Recent U.S. Decisions Affecting Licensing
Tuesday, October 11, 2016
Assignor May Challenge Validity of a Patent it Assigned by Using Patent Office IPR Proceedings Despite Being Precluded from Challenging Validity in Court
By John Paul, Brian Kacedon, and Stephen E. Kabakoff
The America Invents Act permits any person who is not the owner of a patent to challenge the validity of the patent using an inter partes review (IPR) proceeding at the U.S. Patent and Trademark Office (PTO). The law further provides that the PTO’s determination whether to institute the proceeding is final and non-appealable. In contrast, the legal doctrine of “assignor estoppel” prevents an assignor who assigned a patent from later attempting to invalidate that patent in court.
In Husky Injection Molding Systems, Ltd. v. Athena Automation Ltd., an assignee of a patent appealed the PTO’s final written decision finding claims in the patent were invalid, arguing that the PTO should not have instituted the IPR proceeding in the first place because the challenge to the patent’s validity was filed by a company formed by the assignor. The Federal Circuit held it did not have jurisdiction to review the institution decision relative to assignor estoppel.
U.S. Patent No. 7,670,536, directed to a molding machine with a clamp assembly, names two co-inventors, one of whom was the owner and president of Husky Injection Molding Systems, Ltd. The inventors of the ’536 patent assigned their patent rights to Husky, which is the original assignee on the patent. One of the inventors was also the owner and president of Husky. He sold the Husky business to a private equity group and formed a new company, Athena Automation Ltd.
Athena then filed an IPR petition at the PTO, challenging the validity of all claims in the ’536 patent. Husky responded that the doctrine of assignor estoppel barred Athena from filing its petition for inter partes review. The PTO’s Patent Trial and Appeal Board (“Board”) disagreed and instituted the IPR proceeding. In a final written decision, the Board found most of the claims were invalid over prior art. Husky appealed the final written decision with respect to the Board’s failure to apply the doctrine of assignor estoppel to bar institution of the IPR proceeding.
The Husky Decision
The Husky decision provides a test for determining whether the Federal Circuit may review a particular challenge to the Board’s IPR institution decision. According to the test, the Federal Circuit may review a challenge to the institution decision if it (1) implicates constitutional questions, (2) depends on other less closely related statutes, or (3) presents other questions of interpretation that reach well beyond this section of the statute. However, the Federal Circuit may not review the challenge if it is closely related to the application and interpretation of statutes related to the PTO’s decision to initiate inter partes review, unless it is directed to the Board’s ultimate invalidation authority with respect to a specific patent.

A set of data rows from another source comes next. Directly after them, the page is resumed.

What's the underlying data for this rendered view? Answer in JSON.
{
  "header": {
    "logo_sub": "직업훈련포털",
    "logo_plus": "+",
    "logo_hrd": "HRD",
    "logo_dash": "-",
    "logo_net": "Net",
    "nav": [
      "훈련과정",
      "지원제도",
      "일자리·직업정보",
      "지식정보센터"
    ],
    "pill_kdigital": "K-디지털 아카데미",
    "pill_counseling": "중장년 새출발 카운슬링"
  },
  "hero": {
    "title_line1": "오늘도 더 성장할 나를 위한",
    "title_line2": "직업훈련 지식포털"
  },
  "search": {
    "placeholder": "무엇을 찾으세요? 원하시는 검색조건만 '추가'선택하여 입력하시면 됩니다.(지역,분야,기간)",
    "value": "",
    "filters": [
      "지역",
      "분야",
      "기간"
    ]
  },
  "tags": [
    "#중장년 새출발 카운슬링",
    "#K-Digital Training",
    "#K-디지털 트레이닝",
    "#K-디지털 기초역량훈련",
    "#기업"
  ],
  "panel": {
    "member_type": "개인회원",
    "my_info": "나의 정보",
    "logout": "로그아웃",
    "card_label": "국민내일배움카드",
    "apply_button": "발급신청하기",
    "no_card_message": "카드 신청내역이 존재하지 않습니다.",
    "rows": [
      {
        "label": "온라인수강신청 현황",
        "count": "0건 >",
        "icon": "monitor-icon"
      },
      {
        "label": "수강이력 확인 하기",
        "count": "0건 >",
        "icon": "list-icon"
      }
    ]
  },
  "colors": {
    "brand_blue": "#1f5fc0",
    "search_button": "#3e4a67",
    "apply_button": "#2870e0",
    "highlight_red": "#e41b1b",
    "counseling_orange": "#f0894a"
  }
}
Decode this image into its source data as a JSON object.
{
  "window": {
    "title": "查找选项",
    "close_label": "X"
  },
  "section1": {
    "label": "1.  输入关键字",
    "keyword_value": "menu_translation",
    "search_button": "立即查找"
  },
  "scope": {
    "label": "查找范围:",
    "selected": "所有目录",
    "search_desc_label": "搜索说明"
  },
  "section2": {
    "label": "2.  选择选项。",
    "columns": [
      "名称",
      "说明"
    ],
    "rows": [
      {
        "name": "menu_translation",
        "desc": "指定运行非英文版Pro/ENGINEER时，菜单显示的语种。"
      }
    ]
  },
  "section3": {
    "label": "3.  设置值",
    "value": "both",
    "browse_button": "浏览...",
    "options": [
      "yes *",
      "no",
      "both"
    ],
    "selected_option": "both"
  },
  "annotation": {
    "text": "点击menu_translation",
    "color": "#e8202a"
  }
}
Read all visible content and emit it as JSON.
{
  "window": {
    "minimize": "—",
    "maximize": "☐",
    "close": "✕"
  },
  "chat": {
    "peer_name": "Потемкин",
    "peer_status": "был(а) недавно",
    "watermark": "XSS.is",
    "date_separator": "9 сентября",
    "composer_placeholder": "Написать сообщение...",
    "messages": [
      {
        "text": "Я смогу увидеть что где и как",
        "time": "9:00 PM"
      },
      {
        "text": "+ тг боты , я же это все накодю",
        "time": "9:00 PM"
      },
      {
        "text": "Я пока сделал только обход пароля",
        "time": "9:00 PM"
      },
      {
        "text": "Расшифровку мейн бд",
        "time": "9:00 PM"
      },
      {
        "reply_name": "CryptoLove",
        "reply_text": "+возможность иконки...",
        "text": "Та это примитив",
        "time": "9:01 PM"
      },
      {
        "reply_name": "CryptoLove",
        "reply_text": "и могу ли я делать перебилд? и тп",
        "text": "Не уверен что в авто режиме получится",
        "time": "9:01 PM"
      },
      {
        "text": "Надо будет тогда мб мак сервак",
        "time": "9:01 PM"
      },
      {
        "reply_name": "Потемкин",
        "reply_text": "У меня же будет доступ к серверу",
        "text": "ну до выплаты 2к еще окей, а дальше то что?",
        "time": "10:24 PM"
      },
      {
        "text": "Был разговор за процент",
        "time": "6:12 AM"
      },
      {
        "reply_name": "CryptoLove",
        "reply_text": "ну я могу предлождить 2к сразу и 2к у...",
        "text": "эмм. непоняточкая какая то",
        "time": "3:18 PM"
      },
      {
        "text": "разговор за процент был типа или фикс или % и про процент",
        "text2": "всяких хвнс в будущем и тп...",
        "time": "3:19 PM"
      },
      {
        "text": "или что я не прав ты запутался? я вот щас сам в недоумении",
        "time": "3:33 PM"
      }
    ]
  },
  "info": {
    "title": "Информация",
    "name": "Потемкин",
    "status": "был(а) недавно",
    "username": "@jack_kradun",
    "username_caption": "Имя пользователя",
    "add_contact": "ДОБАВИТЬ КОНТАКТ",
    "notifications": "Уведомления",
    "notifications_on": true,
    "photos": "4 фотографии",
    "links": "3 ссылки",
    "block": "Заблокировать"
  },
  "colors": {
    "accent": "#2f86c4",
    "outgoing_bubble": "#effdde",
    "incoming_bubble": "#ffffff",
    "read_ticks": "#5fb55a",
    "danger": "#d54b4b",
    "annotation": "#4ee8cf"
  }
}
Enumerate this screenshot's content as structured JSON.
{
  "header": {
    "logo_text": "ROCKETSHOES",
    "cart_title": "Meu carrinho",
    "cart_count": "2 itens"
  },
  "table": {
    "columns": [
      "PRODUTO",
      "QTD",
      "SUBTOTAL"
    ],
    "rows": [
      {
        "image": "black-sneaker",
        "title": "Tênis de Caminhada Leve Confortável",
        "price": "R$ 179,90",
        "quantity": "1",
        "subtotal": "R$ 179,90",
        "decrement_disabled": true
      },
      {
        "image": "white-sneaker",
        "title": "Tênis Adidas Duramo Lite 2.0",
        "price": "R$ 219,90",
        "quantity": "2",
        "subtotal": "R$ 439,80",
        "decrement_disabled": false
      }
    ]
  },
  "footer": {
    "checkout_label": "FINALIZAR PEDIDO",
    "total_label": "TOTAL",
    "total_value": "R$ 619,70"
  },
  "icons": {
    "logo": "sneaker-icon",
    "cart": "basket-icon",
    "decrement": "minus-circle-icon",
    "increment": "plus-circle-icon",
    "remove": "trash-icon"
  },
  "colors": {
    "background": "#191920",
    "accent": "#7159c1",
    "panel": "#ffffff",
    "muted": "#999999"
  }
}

In this case, the Federal Circuit concluded it did not have jurisdiction to review the Board’s decision to institute the IPR despite Husky’s argument that assignor estoppel should apply because (1) Husky’s appeal did not implicate any constitutional questions; (2) assignor estoppel is a doctrine created by the courts, not by statutes, and its application depends on an interpretation of a closely-related America Invents Act statute for determining who may file IPR petitions; (3) the relevant statutory section pertains to arguments concerning patentability and the strength of such arguments, and the question of assignor estoppel does not present questions of statutory interpretation that reach well beyond those same concerns; and (4) assignor estoppel does not impact the Board’s ultimate invalidation authority for the patent, since the patent could be challenged by petitioners who are not subject to assignor estoppel.
Strategy and Conclusion
This case illustrates a useful defense strategy for an assignor that has been sued for infringing a patent it had previously assigned. The assignor may use an IPR proceeding in the U.S. Patent and Trademark Office to challenge the validity of the patent it assigned even though the assignor may be precluded from challenging the patent’s validity in court under the doctrine of assignor estoppel.
The Husky opinion can be found here.
Editors and Authors
The editors and authors are attorneys at Finnegan, Henderson, Farabow, Garrett & Dunner, LLP.
John Paul firstname.lastname@example.org
Brian Kacedon email@example.com
Robert Wells firstname.lastname@example.org
Robert MacKichan email@example.com
Stephen E. Kabakoff firstname.lastname@example.org
This article is for informational purposes and does not constitute legal advice.
The views expressed do not necessarily reflect the views of LES or Finnegan.